▶ [DESCRIPTION OF THE TASK]
Which lines in the records below contain the word "this"? Copy each of them.
*** STORED DATA
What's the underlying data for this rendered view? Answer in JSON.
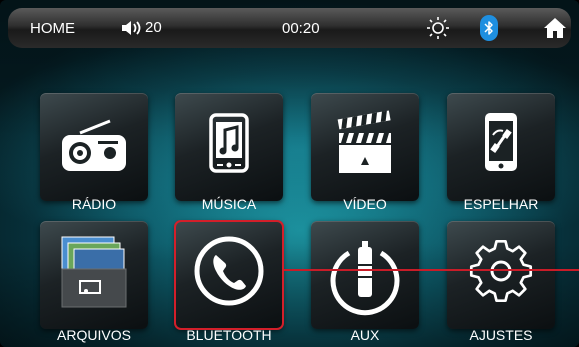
{
  "status_bar": {
    "home_label": "HOME",
    "volume_value": "20",
    "clock": "00:20",
    "icons": [
      "volume-icon",
      "brightness-icon",
      "bluetooth-icon",
      "home-icon"
    ],
    "bluetooth_color": "#1e8fe0"
  },
  "apps": [
    {
      "label": "RÁDIO",
      "icon": "radio-icon"
    },
    {
      "label": "MÚSICA",
      "icon": "music-player-icon"
    },
    {
      "label": "VÍDEO",
      "icon": "clapperboard-icon"
    },
    {
      "label": "ESPELHAR",
      "icon": "phone-mirror-icon"
    },
    {
      "label": "ARQUIVOS",
      "icon": "photo-folder-icon"
    },
    {
      "label": "BLUETOOTH",
      "icon": "phone-handset-icon",
      "selected": true
    },
    {
      "label": "AUX",
      "icon": "aux-jack-icon"
    },
    {
      "label": "AJUSTES",
      "icon": "settings-gear-icon"
    }
  ],
  "colors": {
    "selection": "#d31f2a",
    "background_accent": "#1a8a96"
  }
}
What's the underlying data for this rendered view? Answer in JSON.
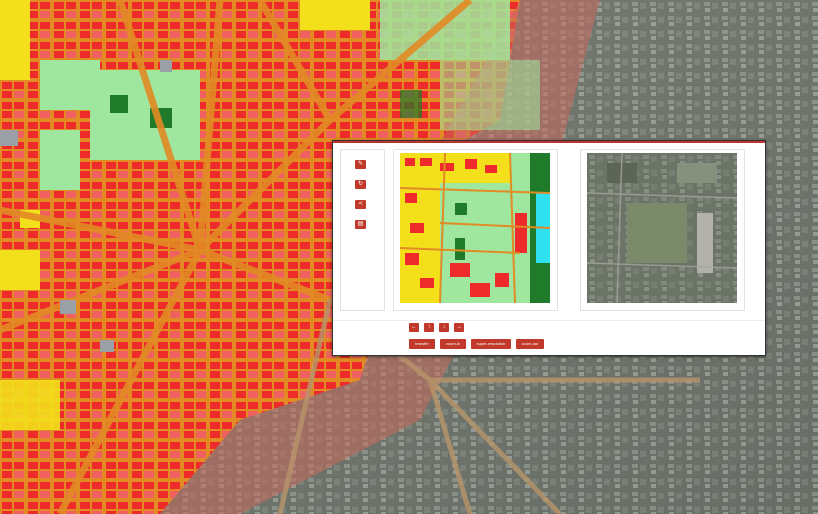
{
  "toolbar": {
    "icons": [
      "edit-icon",
      "refresh-icon",
      "share-icon",
      "save-icon"
    ]
  },
  "nav_arrows": {
    "left": "←",
    "up": "↑",
    "down": "↓",
    "right": "→"
  },
  "actions": {
    "transfer": "transfer",
    "zoom_in": "zoom-in",
    "super_resolution": "super-resolution",
    "zoom_out": "zoom-out"
  },
  "colors": {
    "accent": "#c0392b",
    "map_red": "#ee2a2a",
    "map_yellow": "#f3e01b",
    "map_green": "#9fe79f",
    "map_dark_green": "#1f7a2a",
    "map_cyan": "#2fe0ee",
    "road_orange": "#e28a24"
  }
}
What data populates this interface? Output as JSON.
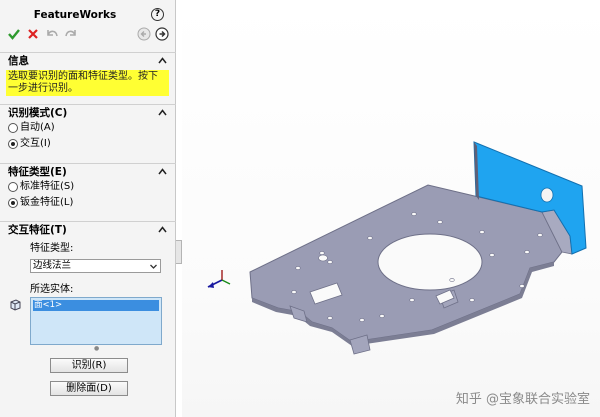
{
  "panel": {
    "title": "FeatureWorks",
    "help": "?",
    "toolbar": [
      "ok-check",
      "cancel-x",
      "undo",
      "redo",
      "back",
      "next"
    ]
  },
  "info": {
    "heading": "信息",
    "message": "选取要识别的面和特征类型。按下一步进行识别。"
  },
  "mode": {
    "heading": "识别模式(C)",
    "options": [
      {
        "label": "自动(A)",
        "selected": false
      },
      {
        "label": "交互(I)",
        "selected": true
      }
    ]
  },
  "feature_type": {
    "heading": "特征类型(E)",
    "options": [
      {
        "label": "标准特征(S)",
        "selected": false
      },
      {
        "label": "钣金特征(L)",
        "selected": true
      }
    ]
  },
  "interactive": {
    "heading": "交互特征(T)",
    "type_label": "特征类型:",
    "type_value": "边线法兰",
    "entities_label": "所选实体:",
    "selected_entity": "面<1>",
    "recognize_button": "识别(R)",
    "delete_face_button": "删除面(D)"
  },
  "watermark": "知乎 @宝象联合实验室",
  "colors": {
    "highlight": "#ffff33",
    "part_gray": "#9a9cb4",
    "selected_face": "#1fa4f0",
    "list_selection": "#3b8ee0"
  }
}
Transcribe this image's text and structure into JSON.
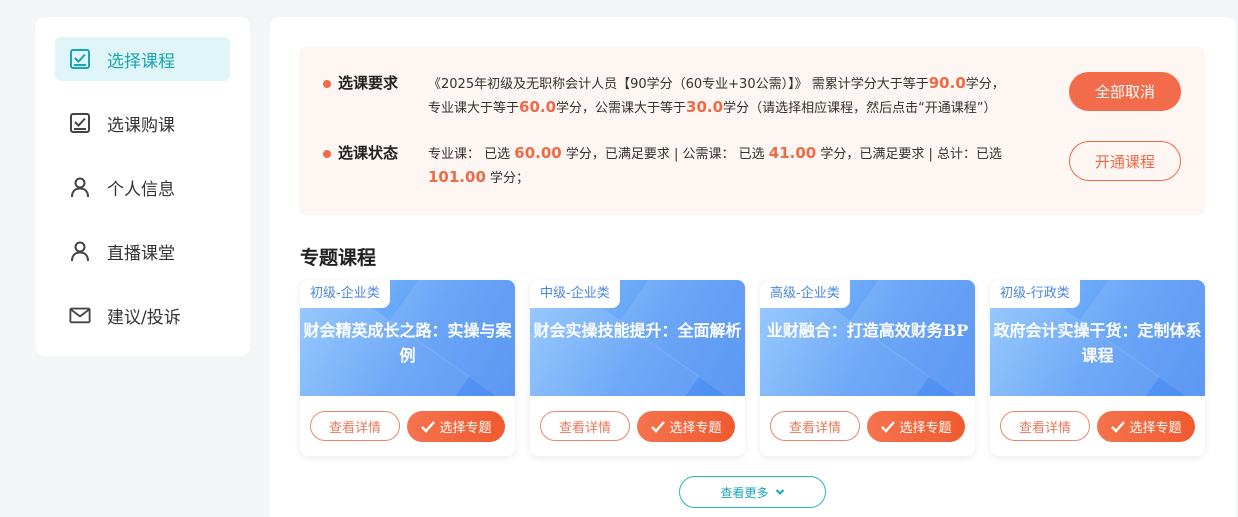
{
  "sidebar": {
    "items": [
      {
        "label": "选择课程",
        "icon": "checkbox-icon",
        "active": true
      },
      {
        "label": "选课购课",
        "icon": "checkbox-icon",
        "active": false
      },
      {
        "label": "个人信息",
        "icon": "user-icon",
        "active": false
      },
      {
        "label": "直播课堂",
        "icon": "user-icon",
        "active": false
      },
      {
        "label": "建议/投诉",
        "icon": "mail-icon",
        "active": false
      }
    ]
  },
  "requirements": {
    "req_title": "选课要求",
    "req_line1_a": "《2025年初级及无职称会计人员【90学分（60专业+30公需）】》 需累计学分大于等于",
    "req_total": "90.0",
    "req_line1_b": "学分，",
    "req_line2_a": "专业课大于等于",
    "req_prof": "60.0",
    "req_line2_b": "学分，公需课大于等于",
    "req_public": "30.0",
    "req_line2_c": "学分（请选择相应课程，然后点击“开通课程”）",
    "status_title": "选课状态",
    "status_a": "专业课： 已选 ",
    "status_prof": "60.00",
    "status_b": " 学分，已满足要求 | 公需课： 已选 ",
    "status_public": "41.00",
    "status_c": " 学分，已满足要求 | 总计：已选",
    "status_total": "101.00",
    "status_d": " 学分；",
    "cancel_all": "全部取消",
    "open_course": "开通课程"
  },
  "section_title": "专题课程",
  "cards": [
    {
      "tag": "初级-企业类",
      "title": "财会精英成长之路：实操与案例",
      "detail": "查看详情",
      "select": "选择专题"
    },
    {
      "tag": "中级-企业类",
      "title": "财会实操技能提升：全面解析",
      "detail": "查看详情",
      "select": "选择专题"
    },
    {
      "tag": "高级-企业类",
      "title": "业财融合：打造高效财务BP",
      "detail": "查看详情",
      "select": "选择专题"
    },
    {
      "tag": "初级-行政类",
      "title": "政府会计实操干货：定制体系课程",
      "detail": "查看详情",
      "select": "选择专题"
    }
  ],
  "more_label": "查看更多",
  "colors": {
    "accent": "#f06a46",
    "teal": "#19a6b3",
    "card_blue": "#5b9cf5"
  }
}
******
▶ [YOUR SOLUTION]
What's the underlying data for this rendered view? Answer in JSON.
What's the underlying data for this rendered view? Answer in JSON.
What data populates this interface? Output as JSON.
Transcribe this image's text and structure into JSON.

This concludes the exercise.